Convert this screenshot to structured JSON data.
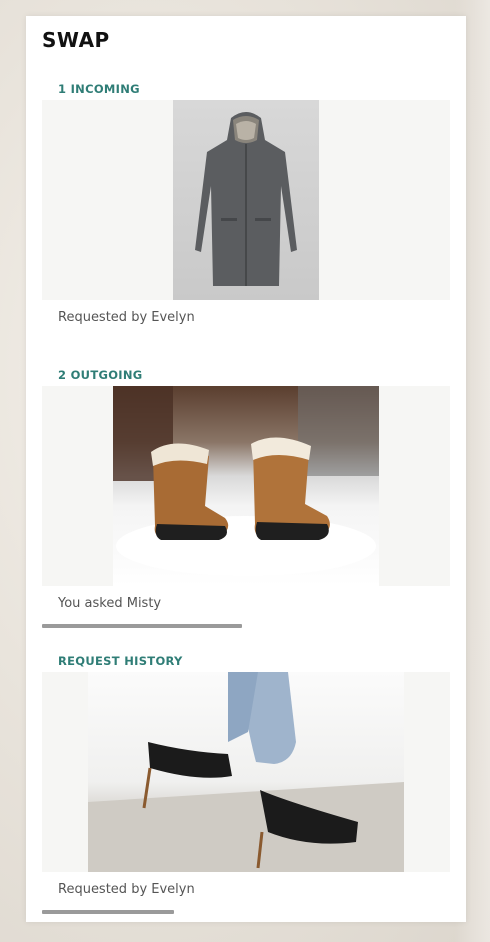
{
  "page": {
    "title": "SWAP"
  },
  "sections": [
    {
      "label": "1 INCOMING",
      "caption": "Requested by Evelyn",
      "image": "gray-hooded-parka"
    },
    {
      "label": "2 OUTGOING",
      "caption": "You asked Misty",
      "image": "tan-winter-boots-in-snow"
    },
    {
      "label": "REQUEST HISTORY",
      "caption": "Requested by Evelyn",
      "image": "black-suede-heels"
    }
  ],
  "colors": {
    "accent": "#2f7d76",
    "scrollbar": "#9a9a9a",
    "frame": "#f6f6f4"
  }
}
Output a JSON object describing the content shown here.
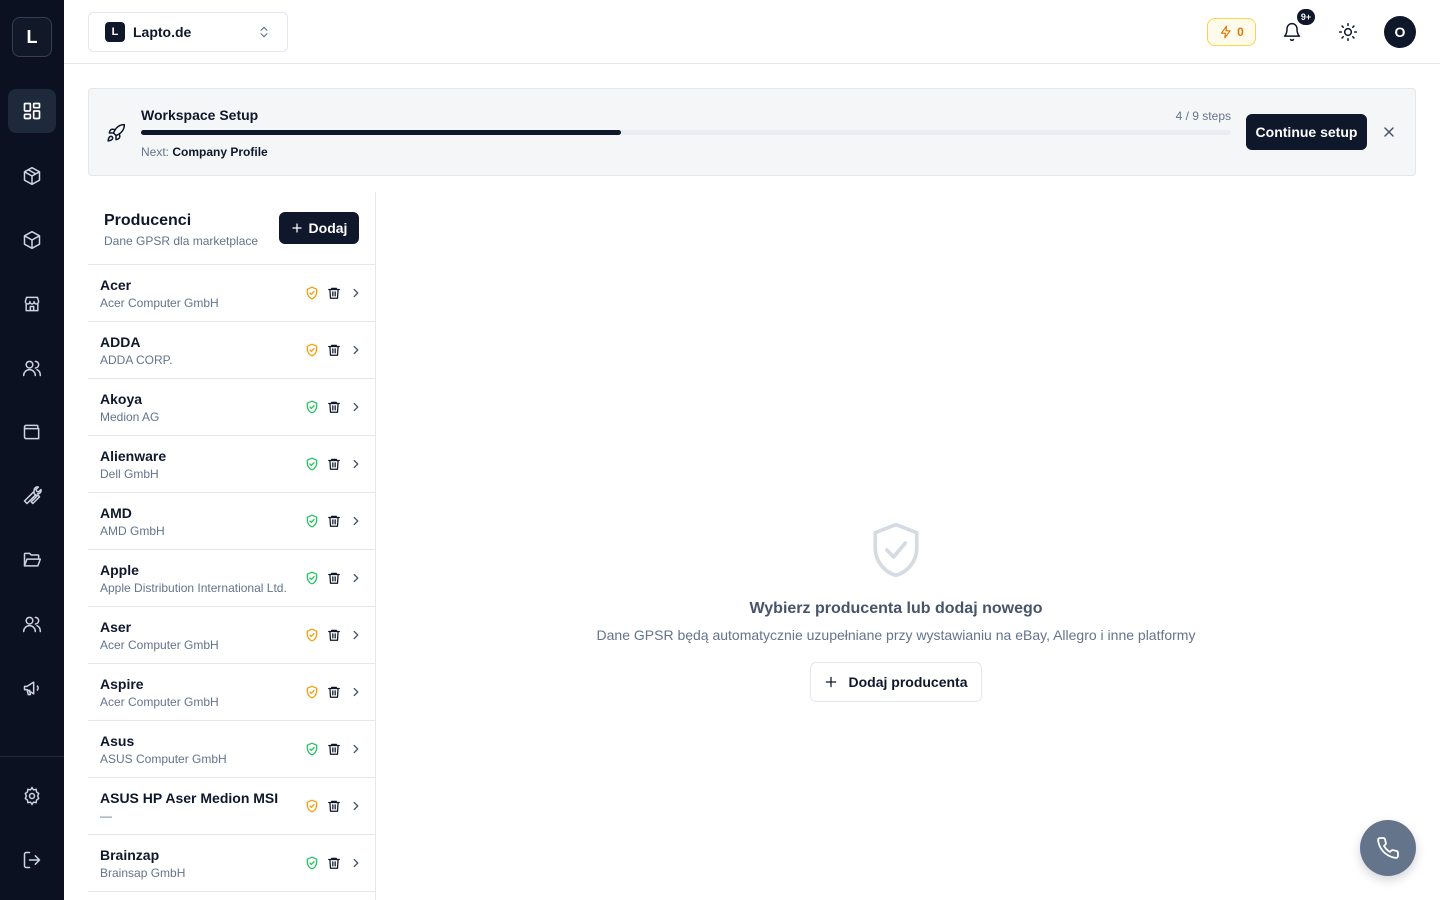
{
  "app": {
    "logo_letter": "L"
  },
  "workspace": {
    "badge": "L",
    "name": "Lapto.de"
  },
  "topbar": {
    "credits": "0",
    "notifications_badge": "9+",
    "avatar_letter": "O"
  },
  "setup": {
    "title": "Workspace Setup",
    "steps": "4 / 9 steps",
    "progress": 0.44,
    "next_label": "Next:",
    "next_value": "Company Profile",
    "continue_label": "Continue setup"
  },
  "producers": {
    "title": "Producenci",
    "subtitle": "Dane GPSR dla marketplace",
    "add_label": "Dodaj",
    "items": [
      {
        "name": "Acer",
        "company": "Acer Computer GmbH",
        "status": "warning"
      },
      {
        "name": "ADDA",
        "company": "ADDA CORP.",
        "status": "warning"
      },
      {
        "name": "Akoya",
        "company": "Medion AG",
        "status": "ok"
      },
      {
        "name": "Alienware",
        "company": "Dell GmbH",
        "status": "ok"
      },
      {
        "name": "AMD",
        "company": "AMD GmbH",
        "status": "ok"
      },
      {
        "name": "Apple",
        "company": "Apple Distribution International Ltd.",
        "status": "ok"
      },
      {
        "name": "Aser",
        "company": "Acer Computer GmbH",
        "status": "warning"
      },
      {
        "name": "Aspire",
        "company": "Acer Computer GmbH",
        "status": "warning"
      },
      {
        "name": "Asus",
        "company": "ASUS Computer GmbH",
        "status": "ok"
      },
      {
        "name": "ASUS HP Aser Medion MSI",
        "company": "—",
        "status": "warning"
      },
      {
        "name": "Brainzap",
        "company": "Brainsap GmbH",
        "status": "ok"
      }
    ]
  },
  "empty_state": {
    "title": "Wybierz producenta lub dodaj nowego",
    "subtitle": "Dane GPSR będą automatycznie uzupełniane przy wystawianiu na eBay, Allegro i inne platformy",
    "button_label": "Dodaj producenta"
  },
  "colors": {
    "ok": "#22c55e",
    "warning": "#f59e0b",
    "dark": "#0f172a"
  }
}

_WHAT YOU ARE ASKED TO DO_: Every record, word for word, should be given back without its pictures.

_EXERCISE RESULT_:
Convert this screenshot to structured JSON data.
{
  "page": {
    "title": "SWAP"
  },
  "sections": [
    {
      "label": "1 INCOMING",
      "caption": "Requested by Evelyn",
      "image": "gray-hooded-parka"
    },
    {
      "label": "2 OUTGOING",
      "caption": "You asked Misty",
      "image": "tan-winter-boots-in-snow"
    },
    {
      "label": "REQUEST HISTORY",
      "caption": "Requested by Evelyn",
      "image": "black-suede-heels"
    }
  ],
  "colors": {
    "accent": "#2f7d76",
    "scrollbar": "#9a9a9a",
    "frame": "#f6f6f4"
  }
}
Output a JSON object describing the content shown here.
{
  "app": {
    "logo_letter": "L"
  },
  "workspace": {
    "badge": "L",
    "name": "Lapto.de"
  },
  "topbar": {
    "credits": "0",
    "notifications_badge": "9+",
    "avatar_letter": "O"
  },
  "setup": {
    "title": "Workspace Setup",
    "steps": "4 / 9 steps",
    "progress": 0.44,
    "next_label": "Next:",
    "next_value": "Company Profile",
    "continue_label": "Continue setup"
  },
  "producers": {
    "title": "Producenci",
    "subtitle": "Dane GPSR dla marketplace",
    "add_label": "Dodaj",
    "items": [
      {
        "name": "Acer",
        "company": "Acer Computer GmbH",
        "status": "warning"
      },
      {
        "name": "ADDA",
        "company": "ADDA CORP.",
        "status": "warning"
      },
      {
        "name": "Akoya",
        "company": "Medion AG",
        "status": "ok"
      },
      {
        "name": "Alienware",
        "company": "Dell GmbH",
        "status": "ok"
      },
      {
        "name": "AMD",
        "company": "AMD GmbH",
        "status": "ok"
      },
      {
        "name": "Apple",
        "company": "Apple Distribution International Ltd.",
        "status": "ok"
      },
      {
        "name": "Aser",
        "company": "Acer Computer GmbH",
        "status": "warning"
      },
      {
        "name": "Aspire",
        "company": "Acer Computer GmbH",
        "status": "warning"
      },
      {
        "name": "Asus",
        "company": "ASUS Computer GmbH",
        "status": "ok"
      },
      {
        "name": "ASUS HP Aser Medion MSI",
        "company": "—",
        "status": "warning"
      },
      {
        "name": "Brainzap",
        "company": "Brainsap GmbH",
        "status": "ok"
      }
    ]
  },
  "empty_state": {
    "title": "Wybierz producenta lub dodaj nowego",
    "subtitle": "Dane GPSR będą automatycznie uzupełniane przy wystawianiu na eBay, Allegro i inne platformy",
    "button_label": "Dodaj producenta"
  },
  "colors": {
    "ok": "#22c55e",
    "warning": "#f59e0b",
    "dark": "#0f172a"
  }
}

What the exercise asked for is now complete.